Summary: Examination of the seventh BE-Attitude: Blessed are the peacemakers, for they shall be called the sons of God.
PURSUING HAPPINESS: Peacemakers in a World of Troublemakers
Matthew 5:9 “Blessed are the peacemakers, for they shall be called sons of God”
1. “Blessed are the peacemakers, for they shall be called sons of God”. This be-attitude is probably the most often quoted and well-known of the Beatitudes that make up the introduction to Jesus’ Sermon on the Mount.
• And the most probable reason is that it expresses the deepest longings of most people’s hearts for genuine and lasting peace.
• We live in a world full of troublemakers, and covenant and heart breakers. Aggression and abuse, conflict and chaos, violence and vendettas have become our expertise.
• Back in 1935, Gen. Douglas MacArthur stated: "In the last 3,400 years only 268—less than 1 in 13—have been free from wars.”
• Since 1945 our world has been without war for only a mere 26 days!
• Someone has said, "Peace is that glorious moment in history when everyone stops to reload."
2. “Blessed are the peacemakers…” I wonder what questions, comments, arguments, and rationalizations went through the minds of Jesus’ disciples as they heard these words.
• Remember that at the time their country was under the boot of the hated Romans.

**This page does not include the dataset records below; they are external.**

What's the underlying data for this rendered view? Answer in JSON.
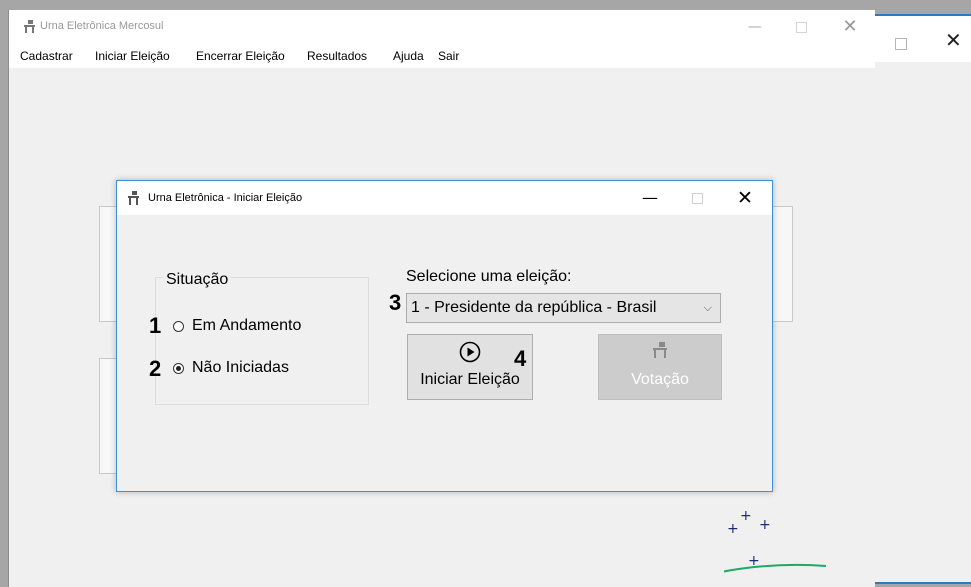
{
  "main_window": {
    "title": "Urna Eletrônica Mercosul",
    "controls": {
      "minimize": "—",
      "close": "✕"
    }
  },
  "menu": {
    "items": [
      "Cadastrar",
      "Iniciar Eleição",
      "Encerrar Eleição",
      "Resultados",
      "Ajuda",
      "Sair"
    ]
  },
  "background_window": {
    "close": "✕"
  },
  "dialog": {
    "title": "Urna Eletrônica - Iniciar Eleição",
    "controls": {
      "minimize": "—",
      "close": "✕"
    },
    "situacao": {
      "legend": "Situação",
      "options": [
        {
          "label": "Em Andamento",
          "checked": false
        },
        {
          "label": "Não Iniciadas",
          "checked": true
        }
      ]
    },
    "election_select": {
      "label": "Selecione uma eleição:",
      "selected": "1 - Presidente da república - Brasil"
    },
    "buttons": {
      "start": {
        "label": "Iniciar Eleição",
        "icon": "play-circle-icon",
        "enabled": true
      },
      "vote": {
        "label": "Votação",
        "icon": "ballot-box-icon",
        "enabled": false
      }
    },
    "annotations": [
      "1",
      "2",
      "3",
      "4"
    ]
  },
  "colors": {
    "accent_border": "#3f8fd8",
    "disabled_button": "#cccccc",
    "star_color": "#1e2a78",
    "arc_color": "#1ea86a"
  }
}
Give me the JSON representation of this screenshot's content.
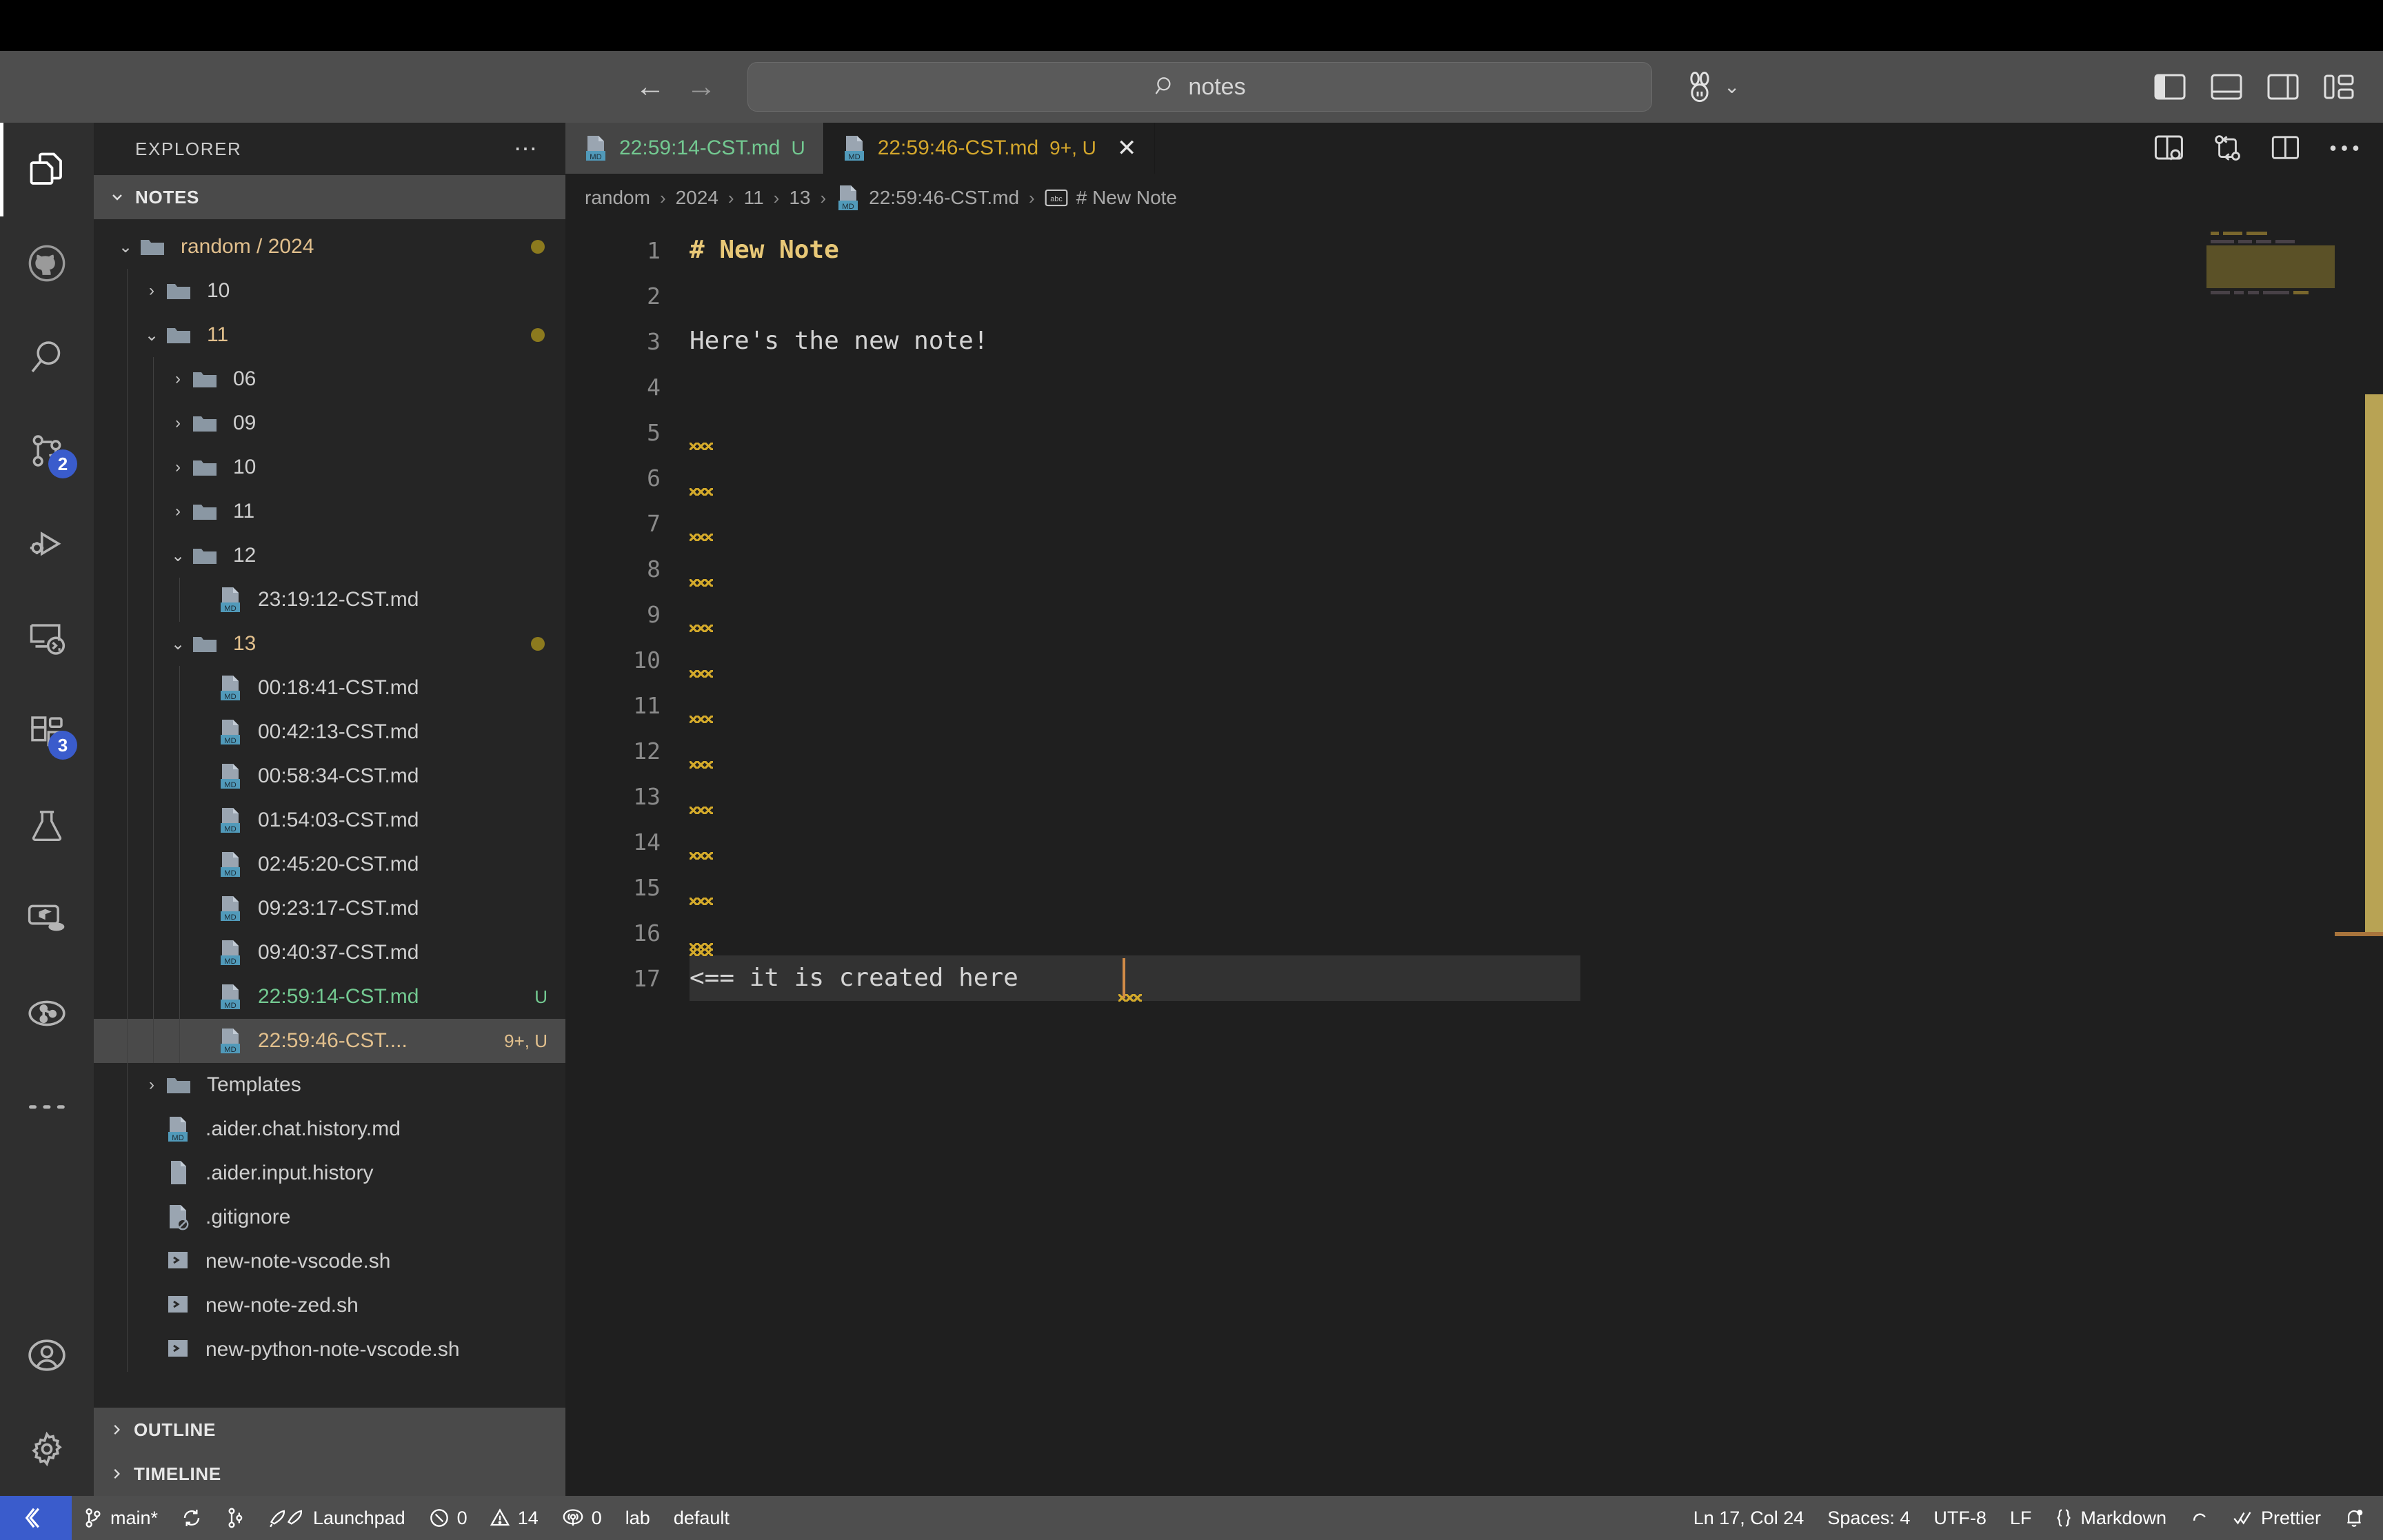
{
  "titlebar": {
    "back_label": "←",
    "forward_label": "→",
    "command_center_text": "notes",
    "rabbit_chevron": "⌄"
  },
  "activity_bar": {
    "items": [
      {
        "name": "explorer",
        "icon": "files-icon",
        "badge": ""
      },
      {
        "name": "github",
        "icon": "github-icon",
        "badge": ""
      },
      {
        "name": "search",
        "icon": "search-icon",
        "badge": ""
      },
      {
        "name": "source-control",
        "icon": "source-control-icon",
        "badge": "2"
      },
      {
        "name": "run-and-debug",
        "icon": "run-debug-icon",
        "badge": ""
      },
      {
        "name": "remote-explorer",
        "icon": "remote-explorer-icon",
        "badge": ""
      },
      {
        "name": "extensions",
        "icon": "extensions-icon",
        "badge": "3"
      },
      {
        "name": "testing",
        "icon": "beaker-icon",
        "badge": ""
      },
      {
        "name": "docker",
        "icon": "docker-icon",
        "badge": ""
      },
      {
        "name": "pipelines",
        "icon": "pipeline-icon",
        "badge": ""
      },
      {
        "name": "more-views",
        "icon": "ellipsis-icon",
        "badge": ""
      },
      {
        "name": "accounts",
        "icon": "account-icon",
        "badge": ""
      },
      {
        "name": "manage",
        "icon": "gear-icon",
        "badge": ""
      }
    ]
  },
  "sidebar": {
    "title": "EXPLORER",
    "more_actions": "⋯",
    "section": "NOTES",
    "tree": [
      {
        "depth": 0,
        "twisty": "⌄",
        "icon": "folder-icon",
        "label": "random / 2024",
        "label_style": "modified",
        "dot": true,
        "badge": ""
      },
      {
        "depth": 1,
        "twisty": "›",
        "icon": "folder-icon",
        "label": "10",
        "label_style": "",
        "dot": false,
        "badge": ""
      },
      {
        "depth": 1,
        "twisty": "⌄",
        "icon": "folder-icon",
        "label": "11",
        "label_style": "modified",
        "dot": true,
        "badge": ""
      },
      {
        "depth": 2,
        "twisty": "›",
        "icon": "folder-icon",
        "label": "06",
        "label_style": "",
        "dot": false,
        "badge": ""
      },
      {
        "depth": 2,
        "twisty": "›",
        "icon": "folder-icon",
        "label": "09",
        "label_style": "",
        "dot": false,
        "badge": ""
      },
      {
        "depth": 2,
        "twisty": "›",
        "icon": "folder-icon",
        "label": "10",
        "label_style": "",
        "dot": false,
        "badge": ""
      },
      {
        "depth": 2,
        "twisty": "›",
        "icon": "folder-icon",
        "label": "11",
        "label_style": "",
        "dot": false,
        "badge": ""
      },
      {
        "depth": 2,
        "twisty": "⌄",
        "icon": "folder-icon",
        "label": "12",
        "label_style": "",
        "dot": false,
        "badge": ""
      },
      {
        "depth": 3,
        "twisty": "",
        "icon": "markdown-file-icon",
        "label": "23:19:12-CST.md",
        "label_style": "",
        "dot": false,
        "badge": ""
      },
      {
        "depth": 2,
        "twisty": "⌄",
        "icon": "folder-icon",
        "label": "13",
        "label_style": "modified",
        "dot": true,
        "badge": ""
      },
      {
        "depth": 3,
        "twisty": "",
        "icon": "markdown-file-icon",
        "label": "00:18:41-CST.md",
        "label_style": "",
        "dot": false,
        "badge": ""
      },
      {
        "depth": 3,
        "twisty": "",
        "icon": "markdown-file-icon",
        "label": "00:42:13-CST.md",
        "label_style": "",
        "dot": false,
        "badge": ""
      },
      {
        "depth": 3,
        "twisty": "",
        "icon": "markdown-file-icon",
        "label": "00:58:34-CST.md",
        "label_style": "",
        "dot": false,
        "badge": ""
      },
      {
        "depth": 3,
        "twisty": "",
        "icon": "markdown-file-icon",
        "label": "01:54:03-CST.md",
        "label_style": "",
        "dot": false,
        "badge": ""
      },
      {
        "depth": 3,
        "twisty": "",
        "icon": "markdown-file-icon",
        "label": "02:45:20-CST.md",
        "label_style": "",
        "dot": false,
        "badge": ""
      },
      {
        "depth": 3,
        "twisty": "",
        "icon": "markdown-file-icon",
        "label": "09:23:17-CST.md",
        "label_style": "",
        "dot": false,
        "badge": ""
      },
      {
        "depth": 3,
        "twisty": "",
        "icon": "markdown-file-icon",
        "label": "09:40:37-CST.md",
        "label_style": "",
        "dot": false,
        "badge": ""
      },
      {
        "depth": 3,
        "twisty": "",
        "icon": "markdown-file-icon",
        "label": "22:59:14-CST.md",
        "label_style": "untracked",
        "dot": false,
        "badge": "U"
      },
      {
        "depth": 3,
        "twisty": "",
        "icon": "markdown-file-icon",
        "label": "22:59:46-CST....",
        "label_style": "modified",
        "dot": false,
        "badge": "9+, U",
        "selected": true
      },
      {
        "depth": 1,
        "twisty": "›",
        "icon": "folder-icon",
        "label": "Templates",
        "label_style": "",
        "dot": false,
        "badge": ""
      },
      {
        "depth": 1,
        "twisty": "",
        "icon": "markdown-file-icon",
        "label": ".aider.chat.history.md",
        "label_style": "",
        "dot": false,
        "badge": ""
      },
      {
        "depth": 1,
        "twisty": "",
        "icon": "plain-file-icon",
        "label": ".aider.input.history",
        "label_style": "",
        "dot": false,
        "badge": ""
      },
      {
        "depth": 1,
        "twisty": "",
        "icon": "gitignore-file-icon",
        "label": ".gitignore",
        "label_style": "",
        "dot": false,
        "badge": ""
      },
      {
        "depth": 1,
        "twisty": "",
        "icon": "shell-file-icon",
        "label": "new-note-vscode.sh",
        "label_style": "",
        "dot": false,
        "badge": ""
      },
      {
        "depth": 1,
        "twisty": "",
        "icon": "shell-file-icon",
        "label": "new-note-zed.sh",
        "label_style": "",
        "dot": false,
        "badge": ""
      },
      {
        "depth": 1,
        "twisty": "",
        "icon": "shell-file-icon",
        "label": "new-python-note-vscode.sh",
        "label_style": "",
        "dot": false,
        "badge": ""
      }
    ],
    "footer_sections": [
      {
        "twisty": "›",
        "label": "OUTLINE"
      },
      {
        "twisty": "›",
        "label": "TIMELINE"
      }
    ]
  },
  "editor": {
    "tabs": [
      {
        "icon": "markdown-file-icon",
        "label": "22:59:14-CST.md",
        "badge": "U",
        "state": "untracked",
        "active": false,
        "closable": false
      },
      {
        "icon": "markdown-file-icon",
        "label": "22:59:46-CST.md",
        "badge": "9+, U",
        "state": "modified",
        "active": true,
        "closable": true,
        "close_glyph": "✕"
      }
    ],
    "tab_actions": [
      {
        "name": "split-editor-search-icon"
      },
      {
        "name": "compare-changes-icon"
      },
      {
        "name": "split-editor-icon"
      },
      {
        "name": "more-actions-icon",
        "glyph": "⋯"
      }
    ],
    "breadcrumb": [
      {
        "text": "random",
        "icon": ""
      },
      {
        "text": "2024",
        "icon": ""
      },
      {
        "text": "11",
        "icon": ""
      },
      {
        "text": "13",
        "icon": ""
      },
      {
        "text": "22:59:46-CST.md",
        "icon": "markdown-file-icon"
      },
      {
        "text": "# New Note",
        "icon": "symbol-string-icon"
      }
    ],
    "breadcrumb_separator": "›",
    "lines": [
      {
        "n": 1,
        "text": "# New Note",
        "style": "h1",
        "squiggle": false
      },
      {
        "n": 2,
        "text": "",
        "style": "normal",
        "squiggle": false
      },
      {
        "n": 3,
        "text": "Here's the new note!",
        "style": "normal",
        "squiggle": false
      },
      {
        "n": 4,
        "text": "",
        "style": "normal",
        "squiggle": false
      },
      {
        "n": 5,
        "text": "",
        "style": "normal",
        "squiggle": true
      },
      {
        "n": 6,
        "text": "",
        "style": "normal",
        "squiggle": true
      },
      {
        "n": 7,
        "text": "",
        "style": "normal",
        "squiggle": true
      },
      {
        "n": 8,
        "text": "",
        "style": "normal",
        "squiggle": true
      },
      {
        "n": 9,
        "text": "",
        "style": "normal",
        "squiggle": true
      },
      {
        "n": 10,
        "text": "",
        "style": "normal",
        "squiggle": true
      },
      {
        "n": 11,
        "text": "",
        "style": "normal",
        "squiggle": true
      },
      {
        "n": 12,
        "text": "",
        "style": "normal",
        "squiggle": true
      },
      {
        "n": 13,
        "text": "",
        "style": "normal",
        "squiggle": true
      },
      {
        "n": 14,
        "text": "",
        "style": "normal",
        "squiggle": true
      },
      {
        "n": 15,
        "text": "",
        "style": "normal",
        "squiggle": true
      },
      {
        "n": 16,
        "text": "",
        "style": "normal",
        "squiggle": true
      },
      {
        "n": 17,
        "text": "<== it is created here ",
        "style": "normal",
        "squiggle": true,
        "current": true
      }
    ]
  },
  "status_bar": {
    "remote_icon": "remote-window-icon",
    "left": [
      {
        "icon": "git-branch-icon",
        "text": "main*"
      },
      {
        "icon": "sync-icon",
        "text": ""
      },
      {
        "icon": "git-changes-icon",
        "text": ""
      },
      {
        "icon": "launchpad-icon",
        "text": "Launchpad"
      },
      {
        "icon": "error-icon",
        "text": "0"
      },
      {
        "icon": "warning-icon",
        "text": "14"
      },
      {
        "icon": "ports-icon",
        "text": "0"
      },
      {
        "icon": "",
        "text": "lab"
      },
      {
        "icon": "",
        "text": "default"
      }
    ],
    "right": [
      {
        "icon": "",
        "text": "Ln 17, Col 24"
      },
      {
        "icon": "",
        "text": "Spaces: 4"
      },
      {
        "icon": "",
        "text": "UTF-8"
      },
      {
        "icon": "",
        "text": "LF"
      },
      {
        "icon": "braces-icon",
        "text": "Markdown"
      },
      {
        "icon": "spinner-icon",
        "text": ""
      },
      {
        "icon": "check-icon",
        "text": "Prettier"
      },
      {
        "icon": "bell-dot-icon",
        "text": ""
      }
    ]
  },
  "colors": {
    "accent_blue": "#3a5ccc",
    "modified_yellow": "#e2c08d",
    "untracked_green": "#73c991",
    "heading_yellow": "#e8c877",
    "warning_squiggle": "#d4aa2b",
    "caret_orange": "#d18b47",
    "titlebar_bg": "#4e4e4e",
    "editor_bg": "#1f1f1f",
    "sidebar_bg": "#252525",
    "activitybar_bg": "#2f2f2f"
  }
}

One of them, Simon was a member of the Zealot party – the “freedom fighters” of the day who believed that liberation and peace would only come through war.

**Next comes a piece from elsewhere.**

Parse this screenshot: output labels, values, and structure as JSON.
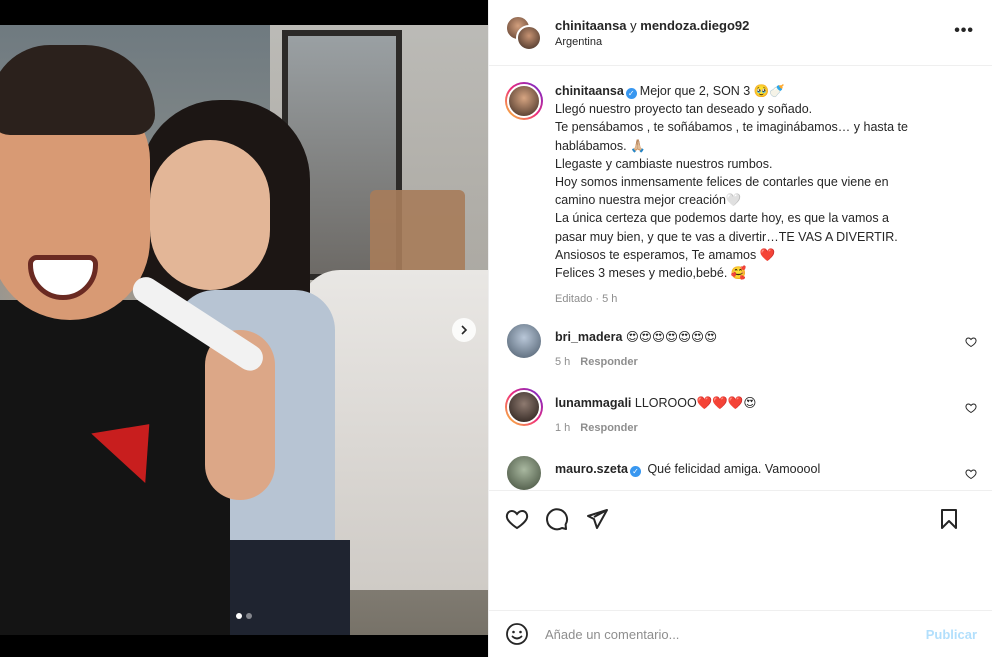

• Another, Matthew the tax collector, even though he inwardly despised the Romans, had adopted the philosophy “If you can’t beat ‘em, join ‘em” and had made his living at his own people’s expense.
• James and John on one occasion had wanted to call down fire from heaven on a group of Samaritans for refusing to let Jesus and his disciples pass through their village – they were obviously well known for their explosive tempers as they often argued with the other disciples about which of them was the greatest – so Jesus nicknamed them “Sons of Thunder”.

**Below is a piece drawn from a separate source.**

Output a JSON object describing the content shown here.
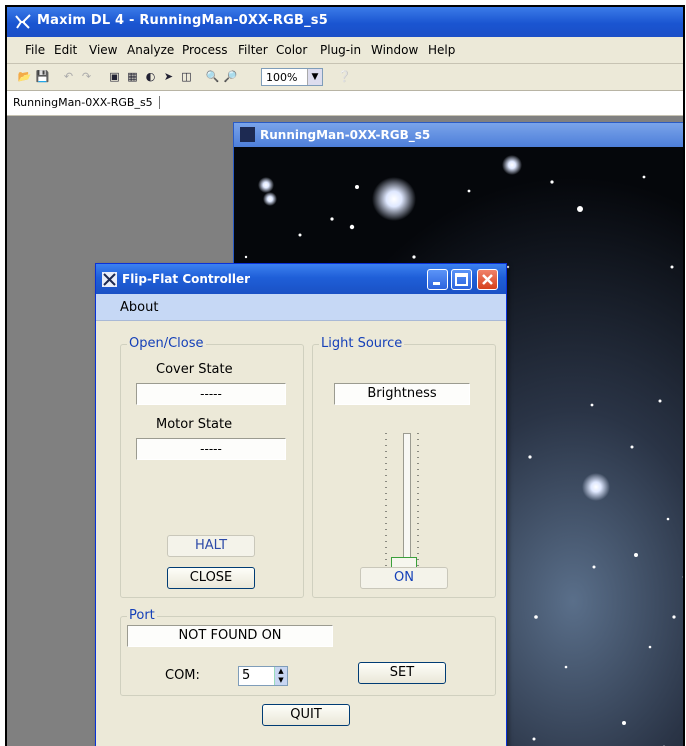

• Peter used to carry a sword under his garments and was quick to use it when Jesus was arrested in the Garden of Gethsemane as he hacked off the ear of Malchus, the servant of the High Priest.
3. As you can see, they were just ordinary, regular folks, like you and me –
• also having to do battle with divisions, alienation, feuds, aggression and hostilities between nations, ethnic or language groups, political parties, cliquish social groups within communities, churches, and even our own families – the troublemakers "out there".
• and the stormy emotions of anxiety, fear, bitterness, anger, resentment, and unforgiveness deep inside our own souls – the troublemakers "inside here".
4. So how on earth do we become “blessed peacemakers” when the battles are raging all around us and we hardly feel or experience much peace on the inside?
• Maybe it is much safer to just be like the tortoise and pull our heads inside our shell and try to keep our minds occupied or entertained with less troublesome matters.
5. As we have recognized in the previous messages in this series, Jesus presents a specific order and progressive development in each of these Be-Attitudes – each one builds on what has been stated earlier.
• You cannot just put them in any order you like or pick and choose which one you prefer for yourself.
Disciples of Jesus all have to start in the same place of acknowledging our own spiritual bankruptcy – that we are full of sin and God alone is full of righteousness.
That acknowledgment leads us to mourn and repent of our condition,
and so willingly place our strength and our wills in meekness under His control.
The consequence of that response is that we start to see the world from God’s perspective and desire His passions to be our own – we hunger and thirst for His righteousness.
In light of that humble attitude God showers on us His mercy and we in turn choose to respond to others in the same way.
As we continue to receive His mercy, so our hearts are refined and purified of mixed motives and unholy passions and the joy of seeing and beholding God’s face becomes our one chief desire.
God’s peace in our hearts is the blessed fruit of those who continue in this journey – peace with God and peace with themselves. Now the very nature of God’s peace is that it always fills and overflows its container – it is an abundant and living peace that does not stop filling when the container is 100% full – it continues to be poured in and then flows from us to its next recipients.
• Now as we will discover in our next and final message on the Beatitudes and many have learned by painful experience – every hurting and troubled person, family, community, or nation does not automatically recognize, acknowledge, and warmly accept their need of God’s peace. Sadly, many openly resist it, reject it and refuse it and will harass, threaten, and persecute those who seek to bring God’s peace.